The idea of mastering the art & science of gardening seems absurd to me (hence the quotes around “master” in the headline). There’s always something to learn, some new technique new to try, and a host of unforeseen circumstances that keep us gardeners humble and searching for answers. But this year, I’m going to get one step closer – I’m going to become a Master Gardener.
When my husband and I were first married, we were sitting on the couch one night when he just casually mentioned “I’ve been thinking about becoming a Master Gardener.” A what? Honestly, I thought he was making this title up, as a way to get me to refer to him as “Master.” But it is a real thing, and he really did become one. (Although I still refuse to call him Master, of course!) The Master Gardener or Extension Master Gardener program started in Washington state in 1972 as an organized effort to provide communities with trained local volunteers horticultural and gardening education and assistance. Today, nearly every state has a Master Gardener program, offered through the state’s land-grant university or cooperative extension services, with education and resources targeted to the growing conditions in that state.
The requirements and process for becoming a Master Gardener vary by state, as well. Here in Minnesota, the University of Minnesota Extension administers the program. In the fall, I applied to my local county Master Gardener chapter, and was conditionally accepted to the program. Because Master Gardeners volunteer in so many different ways in the community, including with children we must complete Safety of Minors training and pass a background check. Now that I’ve passed the background check (whew!) I am considered a Master Gardening Intern, and can attend my local monthly education & business meetings. That’s right, at age <mumble mumble…let’s just say north of 30>, I’m an intern again.
Next week, I begin the core Master Gardening course, which is offered through the university online or in-person. I’ve chosen to attend classes in person so I can meet & mingle with other gardeners in my state, and because I learn better that way. According to the big honkin’ binder I received in the mail, my 48-hour course will include such topics soils, entomology, botany, diagnostics, trees & shrubs, herbaceous plants, lawn care, plant pathology, weeds, wildlife, integrated pest management, vegetables, fruits. After I successfully complete the course, I will need to volunteer at least 50 hours with my local chapter and community to complete the requirements. If all goes according to plan, I will ring in 2019 as an official Master Gardener!

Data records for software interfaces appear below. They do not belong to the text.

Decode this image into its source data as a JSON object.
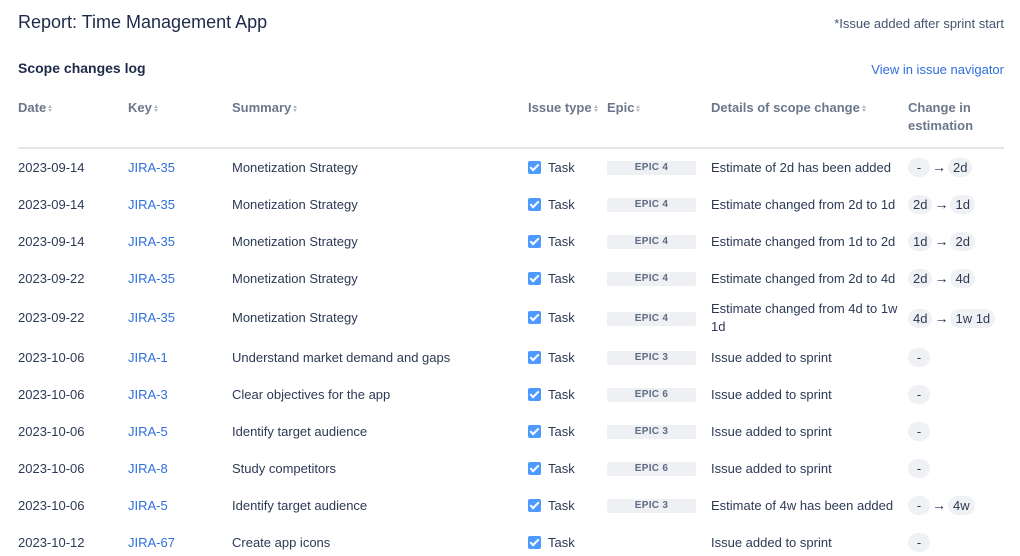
{
  "header": {
    "title": "Report: Time Management App",
    "footnote": "*Issue added after sprint start"
  },
  "section": {
    "title": "Scope changes log",
    "navigator_link": "View in issue navigator"
  },
  "table": {
    "columns": [
      {
        "label": "Date",
        "sortable": true
      },
      {
        "label": "Key",
        "sortable": true
      },
      {
        "label": "Summary",
        "sortable": true
      },
      {
        "label": "Issue type",
        "sortable": true
      },
      {
        "label": "Epic",
        "sortable": true
      },
      {
        "label": "Details of scope change",
        "sortable": true
      },
      {
        "label": "Change in estimation",
        "sortable": false
      }
    ],
    "rows": [
      {
        "date": "2023-09-14",
        "key": "JIRA-35",
        "summary": "Monetization Strategy",
        "issue_type": "Task",
        "issue_type_icon": "checkbox-icon",
        "epic": "EPIC 4",
        "details": "Estimate of 2d has been added",
        "from": "-",
        "to": "2d"
      },
      {
        "date": "2023-09-14",
        "key": "JIRA-35",
        "summary": "Monetization Strategy",
        "issue_type": "Task",
        "issue_type_icon": "checkbox-icon",
        "epic": "EPIC 4",
        "details": "Estimate changed from 2d to 1d",
        "from": "2d",
        "to": "1d"
      },
      {
        "date": "2023-09-14",
        "key": "JIRA-35",
        "summary": "Monetization Strategy",
        "issue_type": "Task",
        "issue_type_icon": "checkbox-icon",
        "epic": "EPIC 4",
        "details": "Estimate changed from 1d to 2d",
        "from": "1d",
        "to": "2d"
      },
      {
        "date": "2023-09-22",
        "key": "JIRA-35",
        "summary": "Monetization Strategy",
        "issue_type": "Task",
        "issue_type_icon": "checkbox-icon",
        "epic": "EPIC 4",
        "details": "Estimate changed from 2d to 4d",
        "from": "2d",
        "to": "4d"
      },
      {
        "date": "2023-09-22",
        "key": "JIRA-35",
        "summary": "Monetization Strategy",
        "issue_type": "Task",
        "issue_type_icon": "checkbox-icon",
        "epic": "EPIC 4",
        "details": "Estimate changed from 4d to 1w 1d",
        "from": "4d",
        "to": "1w 1d"
      },
      {
        "date": "2023-10-06",
        "key": "JIRA-1",
        "summary": "Understand market demand and gaps",
        "issue_type": "Task",
        "issue_type_icon": "checkbox-icon",
        "epic": "EPIC 3",
        "details": "Issue added to sprint",
        "from": "-",
        "to": null
      },
      {
        "date": "2023-10-06",
        "key": "JIRA-3",
        "summary": "Clear objectives for the app",
        "issue_type": "Task",
        "issue_type_icon": "checkbox-icon",
        "epic": "EPIC 6",
        "details": "Issue added to sprint",
        "from": "-",
        "to": null
      },
      {
        "date": "2023-10-06",
        "key": "JIRA-5",
        "summary": "Identify target audience",
        "issue_type": "Task",
        "issue_type_icon": "checkbox-icon",
        "epic": "EPIC 3",
        "details": "Issue added to sprint",
        "from": "-",
        "to": null
      },
      {
        "date": "2023-10-06",
        "key": "JIRA-8",
        "summary": "Study competitors",
        "issue_type": "Task",
        "issue_type_icon": "checkbox-icon",
        "epic": "EPIC 6",
        "details": "Issue added to sprint",
        "from": "-",
        "to": null
      },
      {
        "date": "2023-10-06",
        "key": "JIRA-5",
        "summary": "Identify target audience",
        "issue_type": "Task",
        "issue_type_icon": "checkbox-icon",
        "epic": "EPIC 3",
        "details": "Estimate of 4w has been added",
        "from": "-",
        "to": "4w"
      },
      {
        "date": "2023-10-12",
        "key": "JIRA-67",
        "summary": "Create app icons",
        "issue_type": "Task",
        "issue_type_icon": "checkbox-icon",
        "epic": null,
        "details": "Issue added to sprint",
        "from": "-",
        "to": null
      }
    ]
  },
  "colors": {
    "link": "#2f6fdc",
    "task_icon": "#4c9aff",
    "epic_badge_bg": "#eef0f3",
    "pill_bg": "#f0f1f4",
    "header_text": "#6b778c",
    "title_text": "#1d2a4a"
  }
}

I’m so excited about this amazing horticultural knowledge base I’m about to build, and the effect it will have on our family’s vegetable gardens and landscaping. As my husband’s job has gotten more time-consuming over the years and mine has gotten more flexible, I’ve taken on more of the garden responsibilities, but my gardening knowledge hasn’t necessarily kept pace. For this summer, I’ll be ready with a trove of new information. But I’m also excited about sharing that new knowledge in my county. According to the U of M website, there were 2,336 active Master Gardeners in Minnesota in 2016, who volunteered for 142,194 hours – an estimated $3.6 million in value to their communities. This year, I’ll add some value, too.